Every line of the following records that includes "true" should be copied.

__SUPPLIED ENTRIES__.

◇ ◇ ◇

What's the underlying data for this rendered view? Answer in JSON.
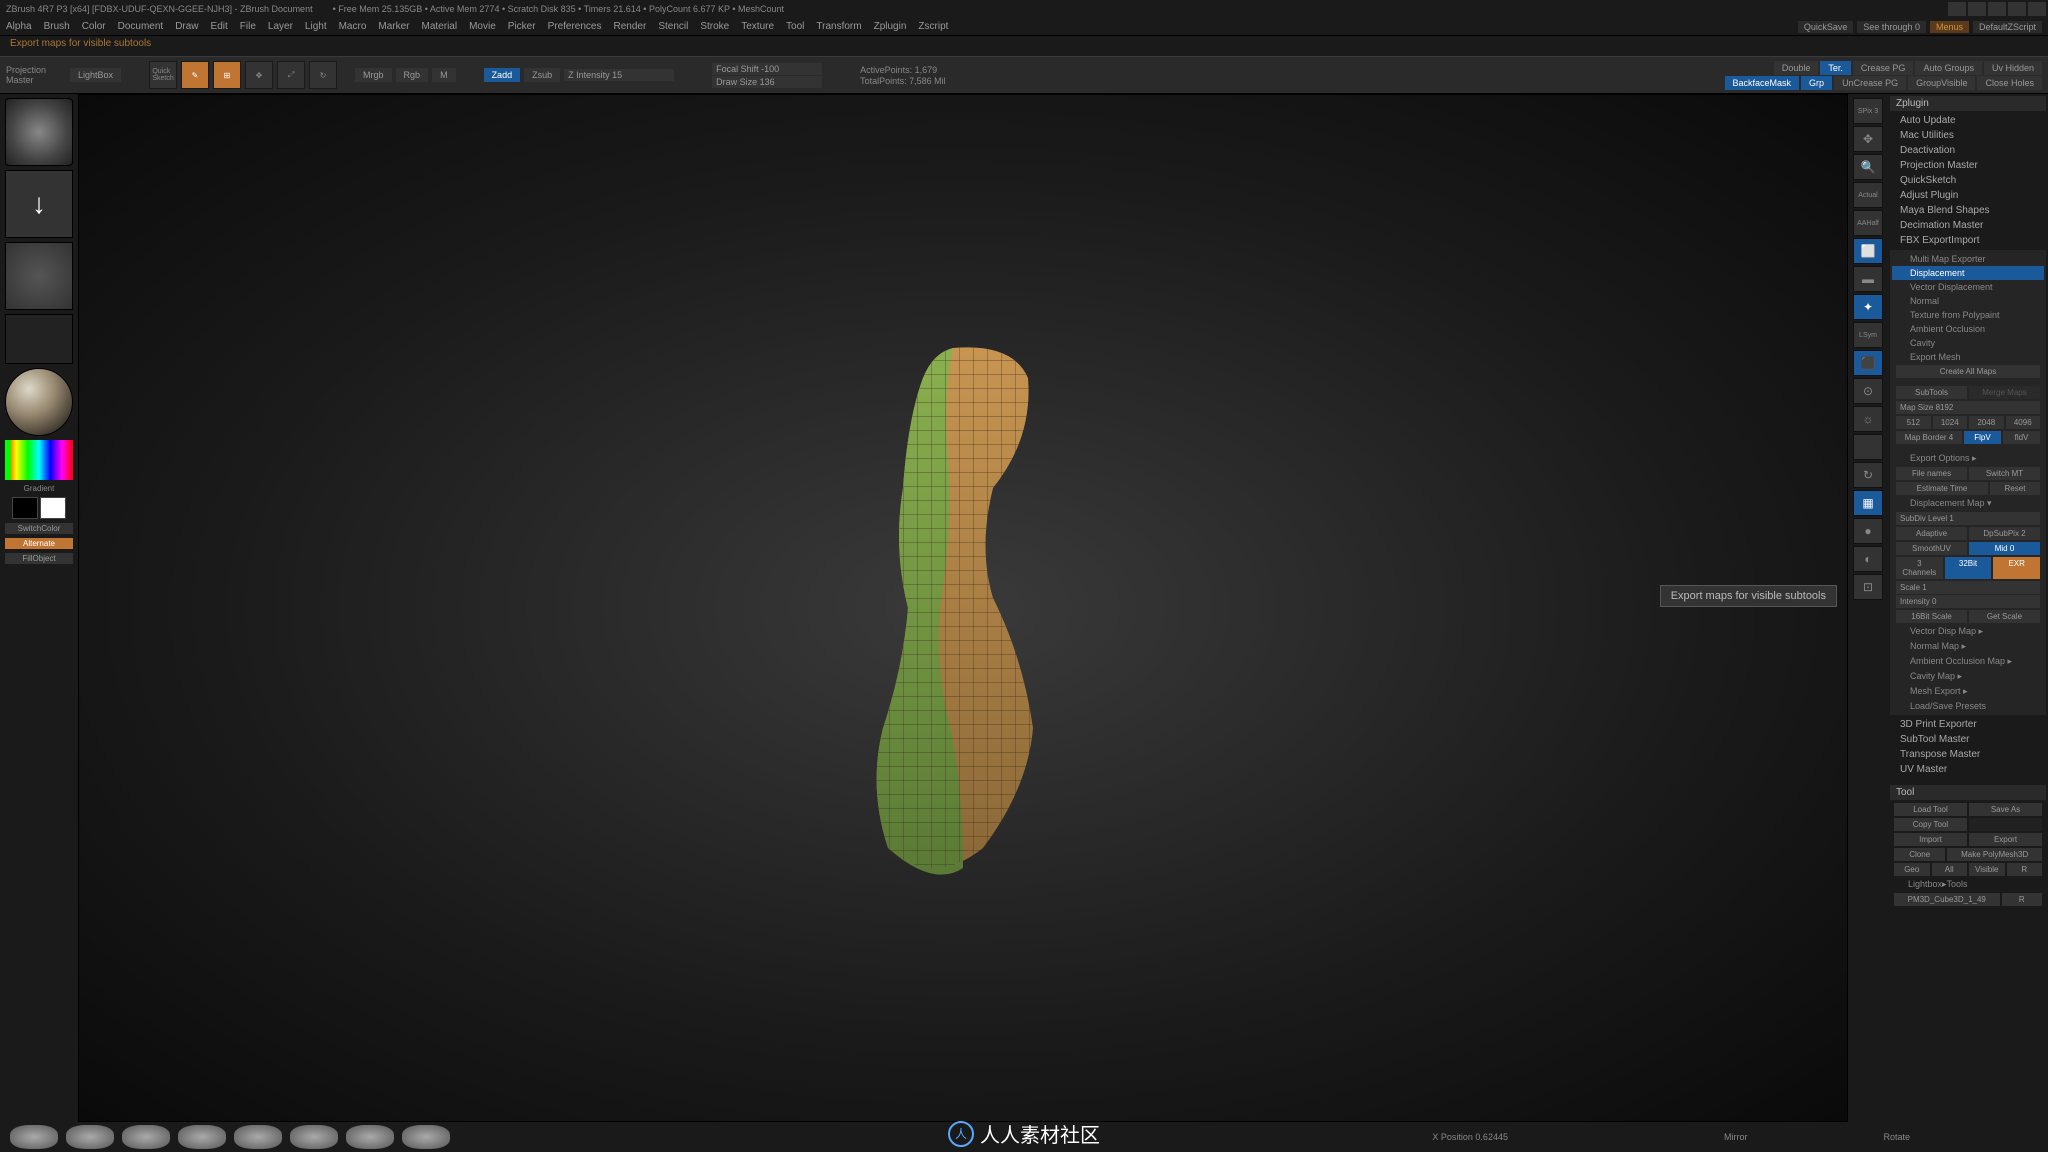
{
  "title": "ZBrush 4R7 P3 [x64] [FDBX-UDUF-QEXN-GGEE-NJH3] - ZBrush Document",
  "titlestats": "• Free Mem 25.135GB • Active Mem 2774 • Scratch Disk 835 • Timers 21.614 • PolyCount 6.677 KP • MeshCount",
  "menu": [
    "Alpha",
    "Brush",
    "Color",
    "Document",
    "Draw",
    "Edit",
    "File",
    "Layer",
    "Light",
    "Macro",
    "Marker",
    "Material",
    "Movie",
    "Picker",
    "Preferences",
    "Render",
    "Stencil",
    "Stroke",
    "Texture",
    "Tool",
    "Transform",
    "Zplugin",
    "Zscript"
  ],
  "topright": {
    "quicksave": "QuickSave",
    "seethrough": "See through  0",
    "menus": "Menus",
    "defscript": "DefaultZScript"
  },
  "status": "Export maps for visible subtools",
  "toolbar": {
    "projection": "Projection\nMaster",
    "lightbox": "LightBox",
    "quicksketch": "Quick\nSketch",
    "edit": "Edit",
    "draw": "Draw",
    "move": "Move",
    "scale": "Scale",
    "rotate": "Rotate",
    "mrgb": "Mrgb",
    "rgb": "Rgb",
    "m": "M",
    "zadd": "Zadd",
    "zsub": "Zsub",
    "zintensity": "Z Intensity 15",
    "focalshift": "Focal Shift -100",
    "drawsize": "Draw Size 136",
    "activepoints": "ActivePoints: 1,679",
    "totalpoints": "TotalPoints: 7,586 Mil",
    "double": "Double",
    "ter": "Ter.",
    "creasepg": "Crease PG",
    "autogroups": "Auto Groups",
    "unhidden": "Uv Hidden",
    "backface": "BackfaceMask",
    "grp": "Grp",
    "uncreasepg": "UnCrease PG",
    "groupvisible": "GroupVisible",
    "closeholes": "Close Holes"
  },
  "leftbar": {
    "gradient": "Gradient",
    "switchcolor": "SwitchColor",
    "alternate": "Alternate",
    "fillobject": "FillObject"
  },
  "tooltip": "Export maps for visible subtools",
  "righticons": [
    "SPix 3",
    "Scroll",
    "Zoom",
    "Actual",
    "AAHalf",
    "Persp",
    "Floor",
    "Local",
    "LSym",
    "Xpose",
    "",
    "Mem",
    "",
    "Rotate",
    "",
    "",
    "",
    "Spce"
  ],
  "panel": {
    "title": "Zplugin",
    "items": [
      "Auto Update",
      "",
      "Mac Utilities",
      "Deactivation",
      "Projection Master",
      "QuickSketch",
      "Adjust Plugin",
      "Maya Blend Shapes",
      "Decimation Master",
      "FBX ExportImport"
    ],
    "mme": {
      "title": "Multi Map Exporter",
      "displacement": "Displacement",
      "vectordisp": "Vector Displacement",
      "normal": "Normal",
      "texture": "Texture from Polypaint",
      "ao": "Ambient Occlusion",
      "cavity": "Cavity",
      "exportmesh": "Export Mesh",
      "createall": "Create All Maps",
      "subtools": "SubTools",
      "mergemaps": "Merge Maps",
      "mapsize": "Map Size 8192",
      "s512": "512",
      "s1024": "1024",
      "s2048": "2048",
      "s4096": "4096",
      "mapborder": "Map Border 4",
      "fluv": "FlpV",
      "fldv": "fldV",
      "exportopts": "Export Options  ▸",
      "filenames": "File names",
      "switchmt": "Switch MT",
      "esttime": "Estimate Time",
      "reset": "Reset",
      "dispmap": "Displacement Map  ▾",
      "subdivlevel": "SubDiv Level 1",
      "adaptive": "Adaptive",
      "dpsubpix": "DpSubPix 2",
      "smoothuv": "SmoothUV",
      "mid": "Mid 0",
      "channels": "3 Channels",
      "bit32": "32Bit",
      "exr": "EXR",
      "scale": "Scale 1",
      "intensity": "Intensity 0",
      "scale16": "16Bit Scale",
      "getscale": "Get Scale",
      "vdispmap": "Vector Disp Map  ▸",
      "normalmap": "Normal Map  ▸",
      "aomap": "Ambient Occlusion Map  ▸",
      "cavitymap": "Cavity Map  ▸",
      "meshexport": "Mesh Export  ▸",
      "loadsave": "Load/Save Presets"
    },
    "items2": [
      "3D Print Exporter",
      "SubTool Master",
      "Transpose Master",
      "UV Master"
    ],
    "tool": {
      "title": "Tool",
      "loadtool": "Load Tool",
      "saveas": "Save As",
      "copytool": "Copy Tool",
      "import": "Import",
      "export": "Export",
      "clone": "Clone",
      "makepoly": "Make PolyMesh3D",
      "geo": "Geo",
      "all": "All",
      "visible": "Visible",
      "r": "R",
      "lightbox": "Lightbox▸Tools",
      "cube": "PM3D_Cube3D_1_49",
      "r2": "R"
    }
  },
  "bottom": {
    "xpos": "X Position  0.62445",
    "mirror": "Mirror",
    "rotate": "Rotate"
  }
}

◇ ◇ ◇

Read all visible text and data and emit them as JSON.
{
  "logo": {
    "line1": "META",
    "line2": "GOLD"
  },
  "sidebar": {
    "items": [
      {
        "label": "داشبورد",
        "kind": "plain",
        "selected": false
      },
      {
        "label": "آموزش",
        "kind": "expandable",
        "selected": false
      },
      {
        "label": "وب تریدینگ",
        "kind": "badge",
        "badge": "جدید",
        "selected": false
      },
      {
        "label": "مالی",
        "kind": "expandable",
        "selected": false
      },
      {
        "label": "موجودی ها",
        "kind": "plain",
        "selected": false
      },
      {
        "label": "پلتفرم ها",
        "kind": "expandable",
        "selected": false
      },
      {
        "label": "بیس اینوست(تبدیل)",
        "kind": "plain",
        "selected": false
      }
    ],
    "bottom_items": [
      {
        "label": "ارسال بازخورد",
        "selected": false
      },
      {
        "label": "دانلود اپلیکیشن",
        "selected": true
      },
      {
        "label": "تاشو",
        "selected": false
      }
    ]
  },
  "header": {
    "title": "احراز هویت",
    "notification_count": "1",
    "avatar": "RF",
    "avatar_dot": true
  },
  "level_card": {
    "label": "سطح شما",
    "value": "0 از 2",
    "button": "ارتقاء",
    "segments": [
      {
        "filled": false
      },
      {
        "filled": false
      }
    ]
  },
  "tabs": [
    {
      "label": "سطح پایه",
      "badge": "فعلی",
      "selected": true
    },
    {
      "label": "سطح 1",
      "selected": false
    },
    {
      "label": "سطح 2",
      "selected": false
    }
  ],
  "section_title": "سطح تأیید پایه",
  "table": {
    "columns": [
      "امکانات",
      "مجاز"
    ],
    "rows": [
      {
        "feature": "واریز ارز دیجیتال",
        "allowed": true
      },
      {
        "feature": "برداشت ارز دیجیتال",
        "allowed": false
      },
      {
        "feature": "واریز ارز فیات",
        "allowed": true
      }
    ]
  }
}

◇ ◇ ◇

__ANSWER TO THIS EXERCISE__.
        "selected": true
    "avatar_dot": true
      "selected": true
        "allowed": true
        "allowed": true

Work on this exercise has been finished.